The exit of one or more member states from the euro won’t destroy the monetary union or the project of European integration, Czech President Vaclav Klaus said.
And a Greek departure from the currency would be a “victory” for that country, which has been a victim of the monetary system, Klaus said Wednesday in an interview at Bloomberg’s headquarters in New York.
The Czech Republic, which pledged to adopt the euro as part of its agreement to join the European Union in 2004, is under no official deadline to do so and the question of joining the common currency is a “non-issue” in the country, said Klaus, whose second term as president expires in March.
“I don’t think the euro as a currency disappears,” Klaus, 71, said. “The issue is whether all of the 17 countries and potentially a few others should be or will be in this system or not.”

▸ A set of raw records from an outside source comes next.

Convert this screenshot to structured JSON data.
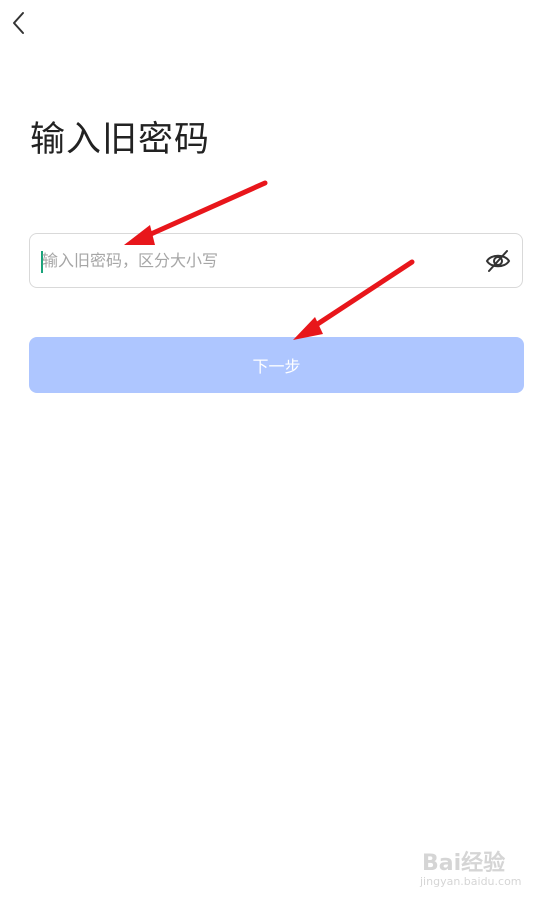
{
  "header": {
    "back_icon": "chevron-left-icon"
  },
  "page": {
    "title": "输入旧密码"
  },
  "password_field": {
    "value": "",
    "placeholder": "输入旧密码，区分大小写",
    "toggle_icon": "eye-off-icon"
  },
  "next_button": {
    "label": "下一步",
    "background": "#aec6ff",
    "text_color": "#ffffff"
  },
  "annotations": {
    "arrow_color": "#e8161b"
  },
  "watermark": {
    "logo_text": "Bai经验",
    "url_text": "jingyan.baidu.com"
  }
}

European Central Bank President Mario Draghi said July 26 he would do “whatever it takes” to save the 17-nation euro zone. That challenged the view of skeptics including Kenneth Rogoff, an economics professor at Harvard University in Cambridge, Massachusetts, who said the same month he expected Greece to leave the common currency after undergoing the largest ever sovereign-debt restructuring.

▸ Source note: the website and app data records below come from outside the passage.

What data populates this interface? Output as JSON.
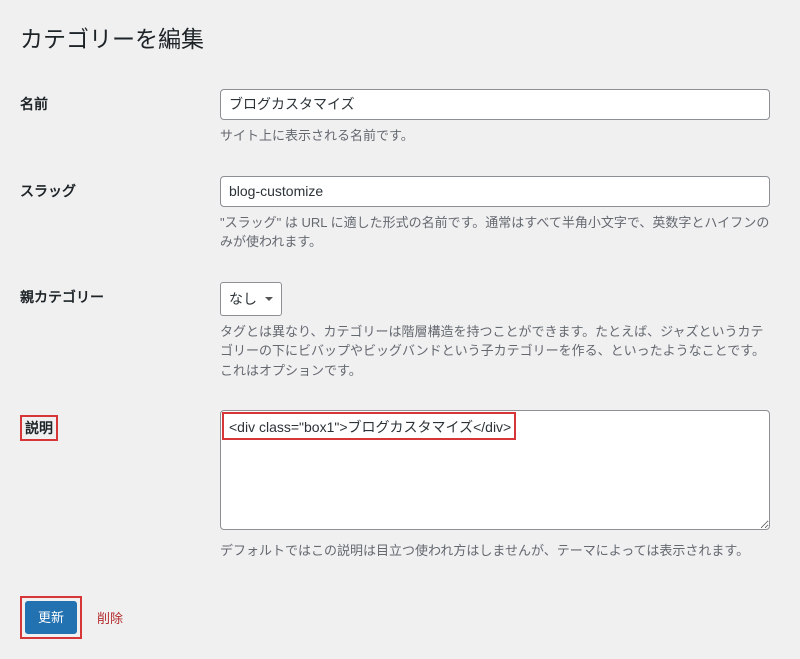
{
  "page_title": "カテゴリーを編集",
  "fields": {
    "name": {
      "label": "名前",
      "value": "ブログカスタマイズ",
      "description": "サイト上に表示される名前です。"
    },
    "slug": {
      "label": "スラッグ",
      "value": "blog-customize",
      "description": "\"スラッグ\" は URL に適した形式の名前です。通常はすべて半角小文字で、英数字とハイフンのみが使われます。"
    },
    "parent": {
      "label": "親カテゴリー",
      "value": "なし",
      "description": "タグとは異なり、カテゴリーは階層構造を持つことができます。たとえば、ジャズというカテゴリーの下にビバップやビッグバンドという子カテゴリーを作る、といったようなことです。これはオプションです。"
    },
    "description": {
      "label": "説明",
      "value": "<div class=\"box1\">ブログカスタマイズ</div>",
      "description": "デフォルトではこの説明は目立つ使われ方はしませんが、テーマによっては表示されます。"
    }
  },
  "actions": {
    "update": "更新",
    "delete": "削除"
  }
}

Klaus, who as Czech prime minister oversaw the Jan. 1, 1993 split of what was then Czechoslovakia and the subsequent adoption of separate Czech and Slovak currencies, said the euro- zone system is punishing some countries that would be better off pulling out.
“Greece is a victim of the monetary union,” he said. “It would be much better for them not to be in the straightjacket. It would be a victory for them.”
Klaus, an economist who studied in the U.S. and Italy and worked at the Czechoslovak central bank under communism, served as finance minister and then prime minister following the 1989 Velvet Revolution that ended the communist regime. He has been president since February 2003, when he replaced his political rival, Vaclav Havel.
The president is in New York to attend the United Nations General Assembly and promote his new book, “Europe: The Shattering of Illusions.”
He called himself a “euro-realist,” saying he supports European integration while not embracing the shift towards “unification, centralization, harmonization, standardization” of the whole continent, including the single currency.
“We accepted with some reluctance the prepared conditions for our entry” into the EU, Klaus said. “We were aware of the fact that joining the euro system was one of the conditions. But we are quite happy with the fact that there was no timing.
“So perhaps in the year 2074 we can join the European Monetary Union as well,” he said. “No one is pushing us.”
The Czech koruna was the world’s best performer against the euro in the decade ended December 2010, advancing 40 percent. Investor confidence in the Czech economy is reflected in the nation’s 10-year local-currency debt, which yields 2.4 percent, compared with 4.8 percent for similar-maturity Polish bonds and 7.2 percent for Hungary’s.
Regional apprehension about the euro has grown with Europe’s debt crisis. While euro-zone nations purchase more than half of the exports of eastern European nations, seven of the 10 former communist countries to join the EU since 2004 have yet to adopt the currency.
Poland, which three years ago shelved plans to join in 2013, deems the euro “completely unattractive,” Prime Minister Donald Tusk said in July. Hungary won’t adopt the currency before 2018, Premier Viktor Orban said in March. Bulgaria has indefinitely delayed plans to scrap the lev, Prime Minister Boyko Borisov told the Wall Street Journal in a Sept. 4 interview.
The European debt crisis is taking a toll on the Czech Republic, whose economy contracted in the first two quarters of 2012 amid weaker demand in the euro region, its main market for Skoda cars, television monitors and other Czech-made goods. Exports account for about 75 percent of Czech GDP.
The koruna has increased about 2 percent against the euro this year, compared with 10 percent for the Hungarian forint and 8 percent for the Polish zloty.
Klaus touted his experience in dissolving Czechoslovakia into separate Czech and Slovak nations and abandoning initial plans to maintain a common currency when Slovak officials said they wanted to devalue after the separation. The split of the Czechoslovak currency was a non-event because the Czech government was prepared, he said.
“It’s technically possible,” to manage the departure from a common currency, Klaus said. “It’s not true what all the politicians are saying about disastrous consequences. You have to do it in an organized way. You can’t allow an anarchy situation.”
Rogoff, a former International Monetary Fund chief economist, told Tom Keene on “Bloomberg Surveillance” July 27 that he expected Greece to “ultimately” leave the euro and that “the real question is what is going to happen to the broader euro.”
Chances of a breakup of the monetary union by the end of 2013 fell to 47.1 percent Wednesday from more than 60 percent in late July, according to Dublin-based Intrade.com data, after Draghi gave details earlier this month of a plan announced in August to buy debt of members including Spain and Italy.
As he approaches the end of his term, Klaus said his most important legacy is his role as Czechoslovak finance minister after the fall of communism, when he helped open up the economy, set a new exchange rate and create new political and social systems.
“That moment was the change,” Klaus said. “Everything else is really making small marginal changes, for the better or worse.”